We summarise the evidence on how diet, nutrition and physical activity can influence the biological processes that underpin the development and progression of cancer.
There are several hundred types of cancer, arising from different tissues. Even tumours arising from the same tissue are increasingly recognised as comprising several different subtypes.
What characterises cancer is a shared constellation of abnormal cell behaviours, such as rapid cell division and invasion of surrounding tissue, which are linked to changes in DNA.
Cancer develops when the normal processes that control cell behaviour fail and a rogue cell becomes the progenitor of a group of cells that share its abnormal behaviours or capabilities. This generally results from accumulation of genetic damage in cells over time. The cancer cell is a critical part of a tumour but only one of several important types of cell that create the tumour microenvironment.
Although a bewildering variety of possible genetic changes can combine to cause cancer, the range of abnormal capabilities that cancer cells share is much narrower. These capabilities are known as the ‘hallmarks of cancer’ and they are:
The rogue capabilities of cancer cells, which can be so harmful to an organism, are not all unique to cancer. They are actually beneficial to some normal cells at certain times.
As an organism develops from a fertilised egg during embryonic and fetal life, its cells display a range of behaviours that are appropriate to each stage of development, but which tend to lie dormant at other times. These include capabilities that are typical of cancer cells, and include rapid cell division and invasion of surrounding tissues. Inappropriate and untimely activation of such capabilities in cells of an adult organism can mean those cells behave in the way that defines cancer. This can happen if the genetic changes that accumulate in cancer cells affect which genes are turned on or off.
One way of thinking about cancer, therefore, is that it is the inappropriate and abnormal resurrection of capabilities needed by cells during normal development after fertilisation.

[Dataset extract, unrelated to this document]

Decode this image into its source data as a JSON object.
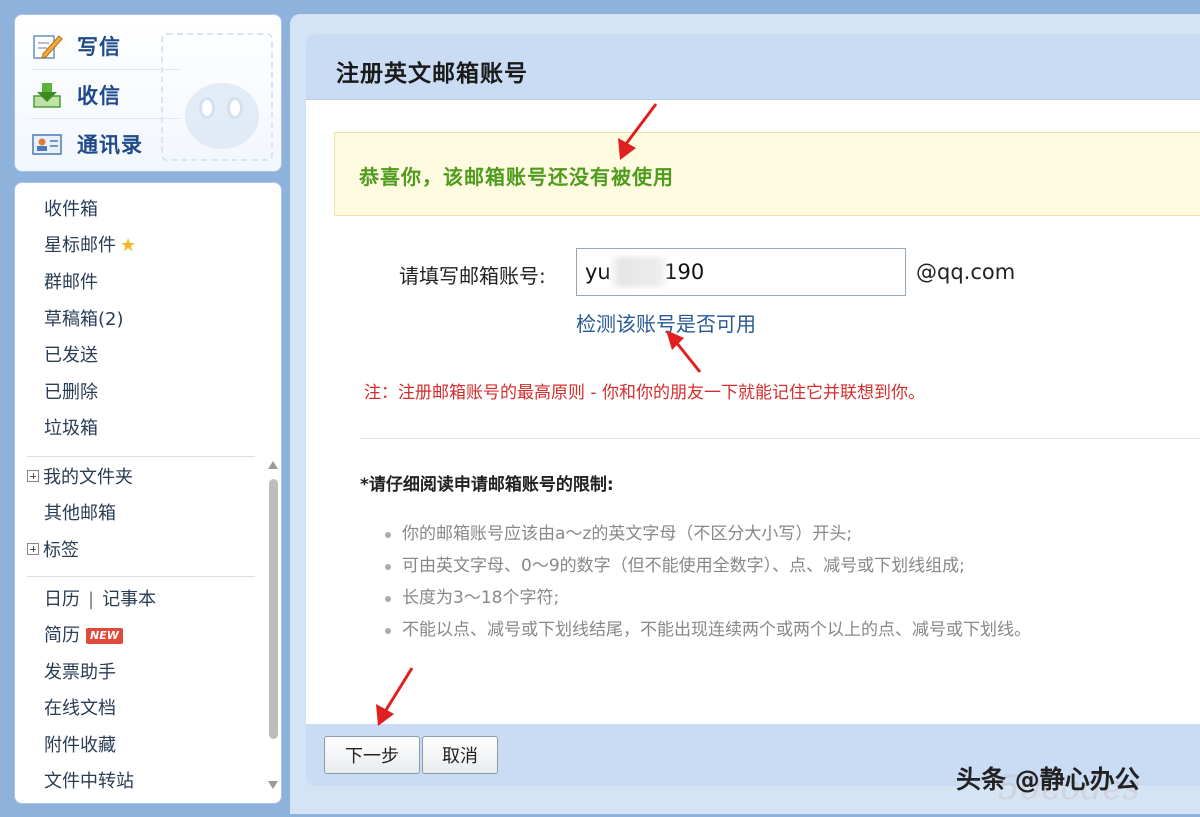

Almost all cells in an organism are vulnerable to damage to their DNA. For example, mutations can happen during cell division. Throughout life, an organism’s cells are constantly growing and dividing via a highly regulated process called the cell cycle. This allows tissues to grow and stay healthy. Before a cell divides, it must replicate its DNA (and therefore its genetic code), so that each of its two daughter cells has identical DNA to the parent cell. DNA replication is a complex process and is vulnerable to the introduction of errors in the DNA sequence.
DNA can be damaged at other times too. Cells are constantly exposed to factors that can damage DNA, either agents from the environment outside the body (exogenous), such as radiation or chemicals in cigarette smoke, or agents generated by processes that occur within the body (endogenous), such as free radicals or other by-products of metabolism. A substance or agent that is capable of causing cancer is known as a carcinogen, although not all carcinogens damage DNA directly.
Ageing allows increasing opportunity for cells to accumulate DNA damage. Ageing is also often accompanied by reduced capacity in many metabolic and physiological functions, including protection against DNA damage.
Cells have evolved a range of mechanisms to prevent the accumulation of DNA damage, which protects them against acquiring the hallmarks of cancer. These mechanisms include:
The mechanisms that protect cells against accumulating DNA damage and the hallmarks of cancer are not perfect and may be compromised by several factors that can increase the risk of cancer, such as:
Diet, nutrition and physical activity are essential aspects of human existence. Imbalanced and inappropriate levels of these factors can disturb normal homeostasis and reduce resilience to external challenges. This may manifest in many ways, for instance as susceptibility to infections, to cardiometabolic disease or to cancer.
Diet, nutrition and physical activity may influence cancer risk in a range of different ways. Some foods and drinks may be vectors for specific substances that act as carcinogens at particular sites. By contrast, obesity and sedentary ways of life may not act through single discrete pathways – instead, they may alter the systemic metabolic milieu of the body in ways that give rise to cellular microenvironments that are conducive to cancer development at a number of sites.
There is accumulating evidence on how diet, nutrition and physical activity can have an impact on the biological processes that underpin the development and progression of cancer – and influence whether cells acquire the phenotypic changes in cellular structure and function that are characterised as the hallmarks of cancer. For example:
The growing body of evidence on such biological processes adds weight to evidence on effects of diet, nutrition and physical activity on cancer risk measured at the level of the whole body or indeed in whole populations in clinical or epidemiological studies.
This webpage is a summary. Download the full chapter for much more on the hallmarks of cancer and: